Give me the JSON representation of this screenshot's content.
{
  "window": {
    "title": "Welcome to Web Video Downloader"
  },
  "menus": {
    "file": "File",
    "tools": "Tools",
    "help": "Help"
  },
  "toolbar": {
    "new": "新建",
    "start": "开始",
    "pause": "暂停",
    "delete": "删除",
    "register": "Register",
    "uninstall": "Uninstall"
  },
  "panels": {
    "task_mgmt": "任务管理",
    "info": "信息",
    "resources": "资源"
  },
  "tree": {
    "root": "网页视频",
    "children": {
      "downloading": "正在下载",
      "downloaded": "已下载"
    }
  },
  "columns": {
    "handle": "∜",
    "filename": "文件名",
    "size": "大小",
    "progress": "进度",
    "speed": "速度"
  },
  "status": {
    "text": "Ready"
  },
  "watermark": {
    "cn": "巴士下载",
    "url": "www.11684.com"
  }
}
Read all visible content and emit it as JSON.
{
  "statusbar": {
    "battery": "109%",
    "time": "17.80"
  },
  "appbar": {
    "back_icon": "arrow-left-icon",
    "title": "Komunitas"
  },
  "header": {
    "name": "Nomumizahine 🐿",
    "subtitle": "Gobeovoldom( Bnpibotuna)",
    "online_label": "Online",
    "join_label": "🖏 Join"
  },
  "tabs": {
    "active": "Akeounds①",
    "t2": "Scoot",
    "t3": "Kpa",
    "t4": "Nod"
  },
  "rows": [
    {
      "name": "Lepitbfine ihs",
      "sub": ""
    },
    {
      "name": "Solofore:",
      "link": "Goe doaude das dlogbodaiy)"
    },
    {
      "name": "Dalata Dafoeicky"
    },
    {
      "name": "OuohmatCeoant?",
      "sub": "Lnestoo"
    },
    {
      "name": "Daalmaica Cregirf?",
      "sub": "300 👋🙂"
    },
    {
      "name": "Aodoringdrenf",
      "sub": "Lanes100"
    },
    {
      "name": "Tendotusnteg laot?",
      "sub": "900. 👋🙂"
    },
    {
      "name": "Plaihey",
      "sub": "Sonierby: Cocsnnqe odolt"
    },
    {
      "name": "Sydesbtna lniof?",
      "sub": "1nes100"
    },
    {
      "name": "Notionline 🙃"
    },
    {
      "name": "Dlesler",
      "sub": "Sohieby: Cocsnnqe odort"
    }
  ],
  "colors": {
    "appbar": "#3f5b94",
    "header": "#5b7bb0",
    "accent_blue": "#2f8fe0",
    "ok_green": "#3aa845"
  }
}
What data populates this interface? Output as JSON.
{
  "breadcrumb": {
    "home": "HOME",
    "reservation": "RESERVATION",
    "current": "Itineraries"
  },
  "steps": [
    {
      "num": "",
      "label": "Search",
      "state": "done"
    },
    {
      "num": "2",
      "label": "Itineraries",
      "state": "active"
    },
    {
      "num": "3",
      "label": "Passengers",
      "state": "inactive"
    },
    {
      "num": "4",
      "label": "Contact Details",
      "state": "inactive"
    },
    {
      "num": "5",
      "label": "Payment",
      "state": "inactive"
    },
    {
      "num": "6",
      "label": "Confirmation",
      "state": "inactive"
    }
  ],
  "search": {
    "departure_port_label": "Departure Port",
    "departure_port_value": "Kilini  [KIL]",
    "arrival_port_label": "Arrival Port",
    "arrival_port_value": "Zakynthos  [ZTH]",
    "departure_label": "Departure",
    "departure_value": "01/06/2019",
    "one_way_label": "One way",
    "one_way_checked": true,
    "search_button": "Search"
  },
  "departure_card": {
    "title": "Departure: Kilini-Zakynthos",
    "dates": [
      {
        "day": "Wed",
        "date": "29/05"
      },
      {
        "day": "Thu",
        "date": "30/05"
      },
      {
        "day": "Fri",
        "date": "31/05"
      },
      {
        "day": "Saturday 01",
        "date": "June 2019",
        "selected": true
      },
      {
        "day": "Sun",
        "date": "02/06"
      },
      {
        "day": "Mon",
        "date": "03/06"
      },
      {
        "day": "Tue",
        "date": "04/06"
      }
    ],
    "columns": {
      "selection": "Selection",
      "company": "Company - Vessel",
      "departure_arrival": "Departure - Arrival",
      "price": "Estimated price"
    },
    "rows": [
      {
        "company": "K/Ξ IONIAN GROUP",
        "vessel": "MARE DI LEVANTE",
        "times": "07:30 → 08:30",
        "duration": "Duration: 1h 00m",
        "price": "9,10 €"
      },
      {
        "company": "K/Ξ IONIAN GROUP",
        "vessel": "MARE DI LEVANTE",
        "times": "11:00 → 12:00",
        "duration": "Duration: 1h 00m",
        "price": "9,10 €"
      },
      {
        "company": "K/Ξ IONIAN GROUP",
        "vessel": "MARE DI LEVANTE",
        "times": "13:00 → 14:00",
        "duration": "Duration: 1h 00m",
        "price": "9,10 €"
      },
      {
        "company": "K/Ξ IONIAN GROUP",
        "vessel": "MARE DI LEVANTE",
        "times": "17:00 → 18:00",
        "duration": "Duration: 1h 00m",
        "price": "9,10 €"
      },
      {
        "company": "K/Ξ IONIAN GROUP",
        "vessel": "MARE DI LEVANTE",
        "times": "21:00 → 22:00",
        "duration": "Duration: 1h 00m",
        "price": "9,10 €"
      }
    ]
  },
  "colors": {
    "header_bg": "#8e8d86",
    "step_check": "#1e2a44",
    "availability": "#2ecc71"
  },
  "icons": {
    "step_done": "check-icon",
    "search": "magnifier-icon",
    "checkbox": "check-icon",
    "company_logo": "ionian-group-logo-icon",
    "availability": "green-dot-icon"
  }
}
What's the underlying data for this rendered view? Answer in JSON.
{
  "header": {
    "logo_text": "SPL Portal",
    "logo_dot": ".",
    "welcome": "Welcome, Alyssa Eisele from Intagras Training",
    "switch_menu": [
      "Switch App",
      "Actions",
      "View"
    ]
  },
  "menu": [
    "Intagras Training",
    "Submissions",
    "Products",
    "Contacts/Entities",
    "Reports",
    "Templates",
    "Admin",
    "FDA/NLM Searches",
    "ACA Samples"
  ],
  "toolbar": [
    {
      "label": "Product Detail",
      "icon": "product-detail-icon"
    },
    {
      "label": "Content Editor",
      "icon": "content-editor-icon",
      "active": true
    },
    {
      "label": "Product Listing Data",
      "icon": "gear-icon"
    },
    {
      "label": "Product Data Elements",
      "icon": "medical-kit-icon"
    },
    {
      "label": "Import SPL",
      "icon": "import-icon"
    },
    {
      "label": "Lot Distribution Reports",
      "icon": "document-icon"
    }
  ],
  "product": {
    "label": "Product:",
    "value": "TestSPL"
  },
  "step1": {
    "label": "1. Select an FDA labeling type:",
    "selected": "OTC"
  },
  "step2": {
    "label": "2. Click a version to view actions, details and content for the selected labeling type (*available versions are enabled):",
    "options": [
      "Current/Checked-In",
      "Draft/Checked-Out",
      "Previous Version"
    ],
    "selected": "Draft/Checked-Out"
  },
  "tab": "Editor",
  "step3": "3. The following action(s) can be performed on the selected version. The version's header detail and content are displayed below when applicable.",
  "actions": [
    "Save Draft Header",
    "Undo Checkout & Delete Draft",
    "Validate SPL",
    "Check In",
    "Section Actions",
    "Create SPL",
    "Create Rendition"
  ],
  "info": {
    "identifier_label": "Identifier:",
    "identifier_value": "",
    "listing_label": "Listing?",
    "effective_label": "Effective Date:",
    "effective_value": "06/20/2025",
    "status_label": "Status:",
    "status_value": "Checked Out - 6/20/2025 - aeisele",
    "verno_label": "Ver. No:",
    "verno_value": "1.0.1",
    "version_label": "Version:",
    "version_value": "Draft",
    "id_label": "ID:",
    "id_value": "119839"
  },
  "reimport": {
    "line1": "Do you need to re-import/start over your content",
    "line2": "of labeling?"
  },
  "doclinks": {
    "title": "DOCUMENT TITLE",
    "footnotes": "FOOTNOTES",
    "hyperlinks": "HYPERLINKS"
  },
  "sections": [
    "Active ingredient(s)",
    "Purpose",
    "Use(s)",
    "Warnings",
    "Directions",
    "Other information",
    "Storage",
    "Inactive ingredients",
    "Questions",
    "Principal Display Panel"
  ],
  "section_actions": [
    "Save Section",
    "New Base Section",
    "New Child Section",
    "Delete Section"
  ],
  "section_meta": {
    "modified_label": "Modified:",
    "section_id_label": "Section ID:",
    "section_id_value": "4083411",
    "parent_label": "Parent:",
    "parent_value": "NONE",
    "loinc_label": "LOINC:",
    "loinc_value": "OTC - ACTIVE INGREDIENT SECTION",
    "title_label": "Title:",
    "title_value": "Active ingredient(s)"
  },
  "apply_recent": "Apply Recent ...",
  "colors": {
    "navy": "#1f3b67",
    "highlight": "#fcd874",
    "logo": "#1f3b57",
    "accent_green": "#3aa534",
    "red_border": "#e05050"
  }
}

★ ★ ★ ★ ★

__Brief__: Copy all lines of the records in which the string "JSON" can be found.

__Output__:
Give me the JSON representation of this screenshot's content.
Read all visible content and emit it as JSON.
What data populates this interface? Output as JSON.
What's the underlying data for this rendered view? Answer in JSON.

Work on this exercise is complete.